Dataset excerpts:
Start of Block

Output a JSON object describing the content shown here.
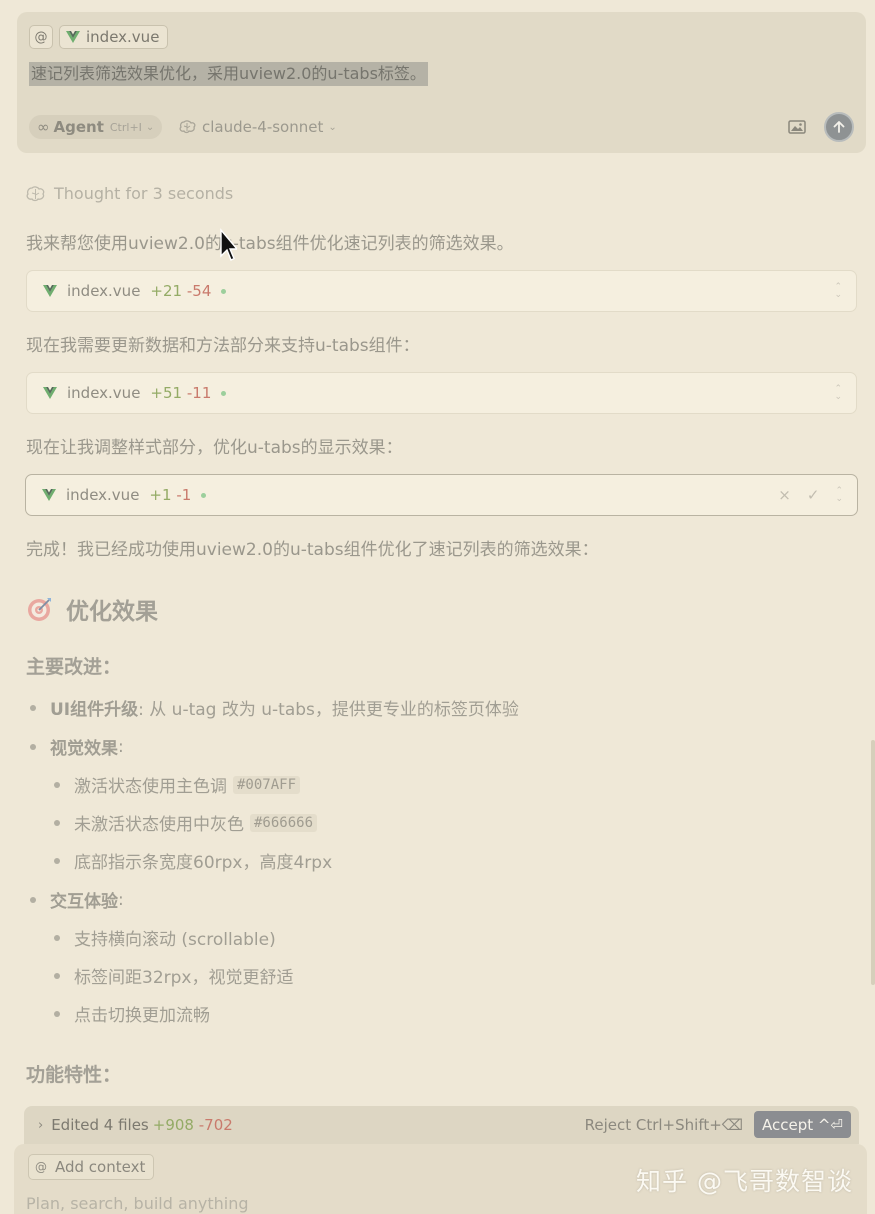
{
  "composer": {
    "at_symbol": "@",
    "context_file": "index.vue",
    "prompt": "速记列表筛选效果优化，采用uview2.0的u-tabs标签。",
    "mode_icon": "∞",
    "mode_label": "Agent",
    "mode_shortcut": "Ctrl+I",
    "model": "claude-4-sonnet",
    "image_icon": "image-icon",
    "send_icon": "arrow-up-icon"
  },
  "conversation": {
    "thought": "Thought for 3 seconds",
    "intro": "我来帮您使用uview2.0的u-tabs组件优化速记列表的筛选效果。",
    "edits": [
      {
        "file": "index.vue",
        "added": "+21",
        "removed": "-54"
      },
      {
        "file": "index.vue",
        "added": "+51",
        "removed": "-11"
      },
      {
        "file": "index.vue",
        "added": "+1",
        "removed": "-1"
      }
    ],
    "step2": "现在我需要更新数据和方法部分来支持u-tabs组件：",
    "step3": "现在让我调整样式部分，优化u-tabs的显示效果：",
    "done": "完成！我已经成功使用uview2.0的u-tabs组件优化了速记列表的筛选效果：",
    "card_close": "×",
    "card_check": "✓"
  },
  "summary": {
    "heading_emoji": "🎯",
    "heading": "优化效果",
    "main_title": "主要改进：",
    "items": {
      "ui_bold": "UI组件升级",
      "ui_text": ": 从 u-tag 改为 u-tabs，提供更专业的标签页体验",
      "visual_bold": "视觉效果",
      "visual_text": ":",
      "visual_1": "激活状态使用主色调",
      "visual_1_code": "#007AFF",
      "visual_2": "未激活状态使用中灰色",
      "visual_2_code": "#666666",
      "visual_3": "底部指示条宽度60rpx，高度4rpx",
      "interact_bold": "交互体验",
      "interact_text": ":",
      "interact_1": "支持横向滚动 (scrollable)",
      "interact_2": "标签间距32rpx，视觉更舒适",
      "interact_3": "点击切换更加流畅"
    },
    "features_title": "功能特性："
  },
  "bottom": {
    "edited_label": "Edited 4 files",
    "edited_added": "+908",
    "edited_removed": "-702",
    "reject": "Reject Ctrl+Shift+⌫",
    "accept": "Accept ^⏎",
    "add_context": "Add context",
    "input_placeholder": "Plan, search, build anything",
    "watermark": "知乎 @飞哥数智谈"
  },
  "colors": {
    "background": "#efe8d7",
    "added": "#94ab66",
    "removed": "#c97a6c",
    "accept_bg": "#8b8d91"
  }
}
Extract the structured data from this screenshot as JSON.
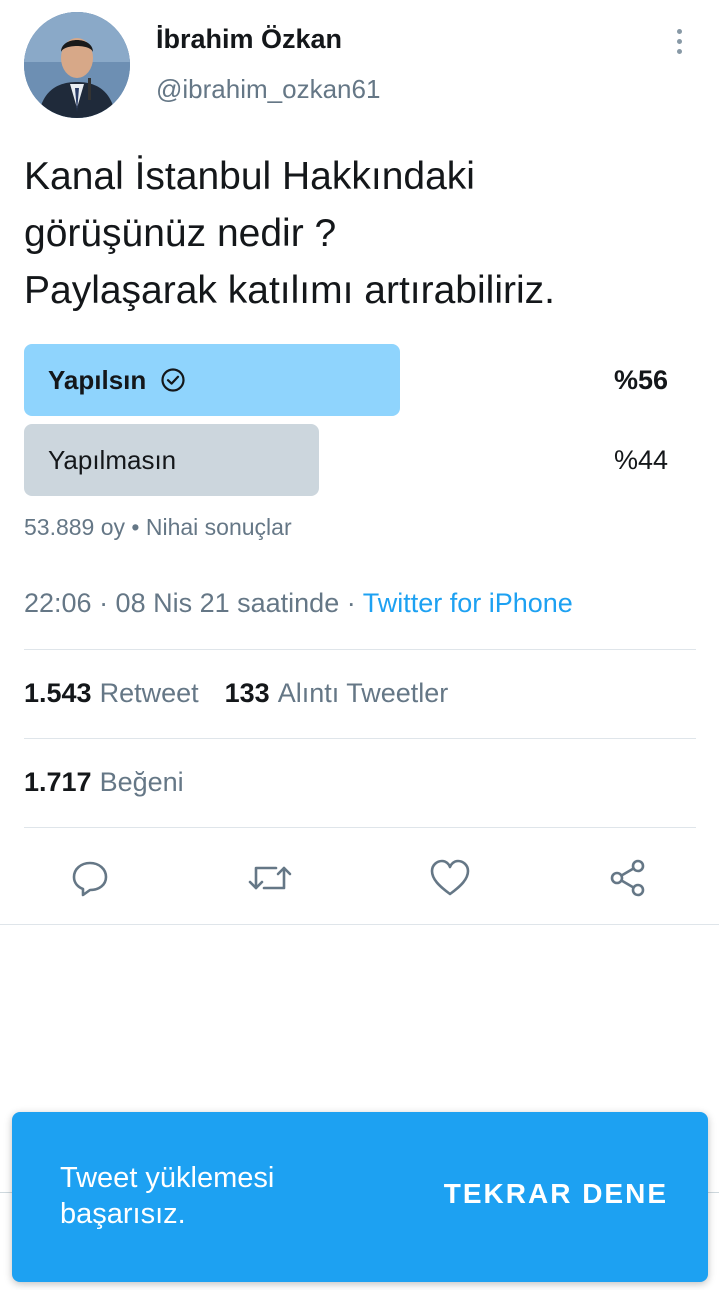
{
  "user": {
    "name": "İbrahim Özkan",
    "handle": "@ibrahim_ozkan61"
  },
  "tweet": {
    "text": "Kanal İstanbul Hakkındaki\ngörüşünüz nedir ?\nPaylaşarak katılımı artırabiliriz."
  },
  "poll": {
    "options": [
      {
        "label": "Yapılsın",
        "percent_label": "%56",
        "percent": 56,
        "winner": true
      },
      {
        "label": "Yapılmasın",
        "percent_label": "%44",
        "percent": 44,
        "winner": false
      }
    ],
    "meta": "53.889 oy • Nihai sonuçlar"
  },
  "timestamp": {
    "text": "22:06 · 08 Nis 21 saatinde · ",
    "source": "Twitter for iPhone"
  },
  "stats": {
    "retweets_count": "1.543",
    "retweets_label": "Retweet",
    "quotes_count": "133",
    "quotes_label": "Alıntı Tweetler",
    "likes_count": "1.717",
    "likes_label": "Beğeni"
  },
  "actions": [
    "reply-icon",
    "retweet-icon",
    "like-icon",
    "share-icon"
  ],
  "toast": {
    "message": "Tweet yüklemesi\nbaşarısız.",
    "button": "TEKRAR DENE"
  },
  "colors": {
    "accent": "#1da1f2",
    "poll_winner": "#8fd4fd",
    "poll_loser": "#ccd6dd",
    "secondary_text": "#657786"
  }
}
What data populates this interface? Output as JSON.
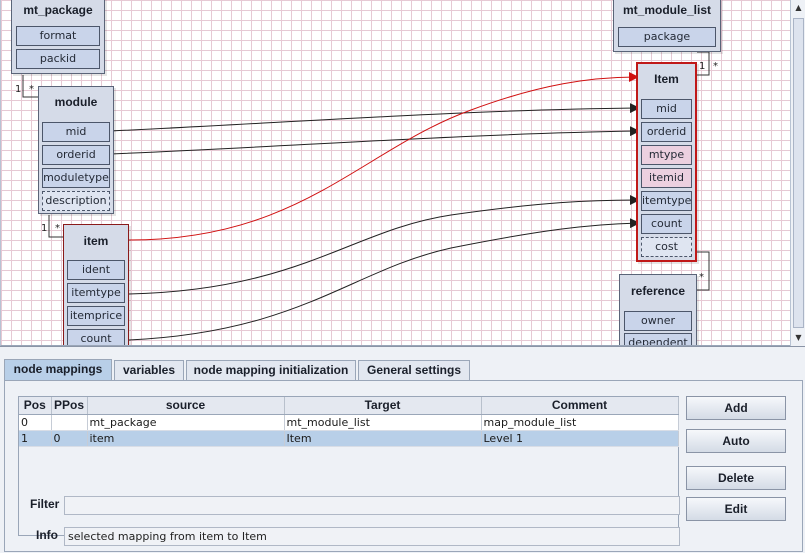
{
  "diagram": {
    "nodes": {
      "mt_package": {
        "title": "mt_package",
        "attrs": [
          "format",
          "packid"
        ]
      },
      "module": {
        "title": "module",
        "attrs": [
          "mid",
          "orderid",
          "moduletype",
          "description"
        ]
      },
      "item": {
        "title": "item",
        "attrs": [
          "ident",
          "itemtype",
          "itemprice",
          "count"
        ]
      },
      "mt_module_list": {
        "title": "mt_module_list",
        "attrs": [
          "package"
        ]
      },
      "Item": {
        "title": "Item",
        "attrs": [
          "mid",
          "orderid",
          "mtype",
          "itemid",
          "itemtype",
          "count",
          "cost"
        ]
      },
      "reference": {
        "title": "reference",
        "attrs": [
          "owner",
          "dependent"
        ]
      }
    },
    "cardinalities": {
      "mt_package_module": "1",
      "mt_package_module_many": "*",
      "module_item": "1",
      "module_item_many": "*",
      "mt_module_list_Item_one": "1",
      "mt_module_list_Item_many": "*",
      "reference_many": "*"
    },
    "colors": {
      "selected_mapping": "#d01010",
      "mapping": "#222222"
    }
  },
  "tabs": [
    "node mappings",
    "variables",
    "node mapping initialization",
    "General settings"
  ],
  "table": {
    "columns": [
      "Pos",
      "PPos",
      "source",
      "Target",
      "Comment"
    ],
    "rows": [
      [
        "0",
        "",
        "mt_package",
        "mt_module_list",
        "map_module_list"
      ],
      [
        "1",
        "0",
        "item",
        "Item",
        "Level 1"
      ]
    ]
  },
  "buttons": {
    "add": "Add",
    "auto": "Auto",
    "delete": "Delete",
    "edit": "Edit"
  },
  "filter": {
    "label": "Filter",
    "value": ""
  },
  "info": {
    "label": "Info",
    "value": "selected mapping from item to Item"
  }
}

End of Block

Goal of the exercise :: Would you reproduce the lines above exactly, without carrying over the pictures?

Answer area ::
Output a JSON object describing the content shown here.
{
  "composer": {
    "at_symbol": "@",
    "context_file": "index.vue",
    "prompt": "速记列表筛选效果优化，采用uview2.0的u-tabs标签。",
    "mode_icon": "∞",
    "mode_label": "Agent",
    "mode_shortcut": "Ctrl+I",
    "model": "claude-4-sonnet",
    "image_icon": "image-icon",
    "send_icon": "arrow-up-icon"
  },
  "conversation": {
    "thought": "Thought for 3 seconds",
    "intro": "我来帮您使用uview2.0的u-tabs组件优化速记列表的筛选效果。",
    "edits": [
      {
        "file": "index.vue",
        "added": "+21",
        "removed": "-54"
      },
      {
        "file": "index.vue",
        "added": "+51",
        "removed": "-11"
      },
      {
        "file": "index.vue",
        "added": "+1",
        "removed": "-1"
      }
    ],
    "step2": "现在我需要更新数据和方法部分来支持u-tabs组件：",
    "step3": "现在让我调整样式部分，优化u-tabs的显示效果：",
    "done": "完成！我已经成功使用uview2.0的u-tabs组件优化了速记列表的筛选效果：",
    "card_close": "×",
    "card_check": "✓"
  },
  "summary": {
    "heading_emoji": "🎯",
    "heading": "优化效果",
    "main_title": "主要改进：",
    "items": {
      "ui_bold": "UI组件升级",
      "ui_text": ": 从 u-tag 改为 u-tabs，提供更专业的标签页体验",
      "visual_bold": "视觉效果",
      "visual_text": ":",
      "visual_1": "激活状态使用主色调",
      "visual_1_code": "#007AFF",
      "visual_2": "未激活状态使用中灰色",
      "visual_2_code": "#666666",
      "visual_3": "底部指示条宽度60rpx，高度4rpx",
      "interact_bold": "交互体验",
      "interact_text": ":",
      "interact_1": "支持横向滚动 (scrollable)",
      "interact_2": "标签间距32rpx，视觉更舒适",
      "interact_3": "点击切换更加流畅"
    },
    "features_title": "功能特性："
  },
  "bottom": {
    "edited_label": "Edited 4 files",
    "edited_added": "+908",
    "edited_removed": "-702",
    "reject": "Reject Ctrl+Shift+⌫",
    "accept": "Accept ^⏎",
    "add_context": "Add context",
    "input_placeholder": "Plan, search, build anything",
    "watermark": "知乎 @飞哥数智谈"
  },
  "colors": {
    "background": "#efe8d7",
    "added": "#94ab66",
    "removed": "#c97a6c",
    "accept_bg": "#8b8d91"
  }
}
Extract the structured data from this screenshot as JSON.
{
  "user": {
    "name": "İbrahim Özkan",
    "handle": "@ibrahim_ozkan61"
  },
  "tweet": {
    "text": "Kanal İstanbul Hakkındaki\ngörüşünüz nedir ?\nPaylaşarak katılımı artırabiliriz."
  },
  "poll": {
    "options": [
      {
        "label": "Yapılsın",
        "percent_label": "%56",
        "percent": 56,
        "winner": true
      },
      {
        "label": "Yapılmasın",
        "percent_label": "%44",
        "percent": 44,
        "winner": false
      }
    ],
    "meta": "53.889 oy • Nihai sonuçlar"
  },
  "timestamp": {
    "text": "22:06 · 08 Nis 21 saatinde · ",
    "source": "Twitter for iPhone"
  },
  "stats": {
    "retweets_count": "1.543",
    "retweets_label": "Retweet",
    "quotes_count": "133",
    "quotes_label": "Alıntı Tweetler",
    "likes_count": "1.717",
    "likes_label": "Beğeni"
  },
  "actions": [
    "reply-icon",
    "retweet-icon",
    "like-icon",
    "share-icon"
  ],
  "toast": {
    "message": "Tweet yüklemesi\nbaşarısız.",
    "button": "TEKRAR DENE"
  },
  "colors": {
    "accent": "#1da1f2",
    "poll_winner": "#8fd4fd",
    "poll_loser": "#ccd6dd",
    "secondary_text": "#657786"
  }
}
What data populates this interface? Output as JSON.
{
  "diagram": {
    "nodes": {
      "mt_package": {
        "title": "mt_package",
        "attrs": [
          "format",
          "packid"
        ]
      },
      "module": {
        "title": "module",
        "attrs": [
          "mid",
          "orderid",
          "moduletype",
          "description"
        ]
      },
      "item": {
        "title": "item",
        "attrs": [
          "ident",
          "itemtype",
          "itemprice",
          "count"
        ]
      },
      "mt_module_list": {
        "title": "mt_module_list",
        "attrs": [
          "package"
        ]
      },
      "Item": {
        "title": "Item",
        "attrs": [
          "mid",
          "orderid",
          "mtype",
          "itemid",
          "itemtype",
          "count",
          "cost"
        ]
      },
      "reference": {
        "title": "reference",
        "attrs": [
          "owner",
          "dependent"
        ]
      }
    },
    "cardinalities": {
      "mt_package_module": "1",
      "mt_package_module_many": "*",
      "module_item": "1",
      "module_item_many": "*",
      "mt_module_list_Item_one": "1",
      "mt_module_list_Item_many": "*",
      "reference_many": "*"
    },
    "colors": {
      "selected_mapping": "#d01010",
      "mapping": "#222222"
    }
  },
  "tabs": [
    "node mappings",
    "variables",
    "node mapping initialization",
    "General settings"
  ],
  "table": {
    "columns": [
      "Pos",
      "PPos",
      "source",
      "Target",
      "Comment"
    ],
    "rows": [
      [
        "0",
        "",
        "mt_package",
        "mt_module_list",
        "map_module_list"
      ],
      [
        "1",
        "0",
        "item",
        "Item",
        "Level 1"
      ]
    ]
  },
  "buttons": {
    "add": "Add",
    "auto": "Auto",
    "delete": "Delete",
    "edit": "Edit"
  },
  "filter": {
    "label": "Filter",
    "value": ""
  },
  "info": {
    "label": "Info",
    "value": "selected mapping from item to Item"
  }
}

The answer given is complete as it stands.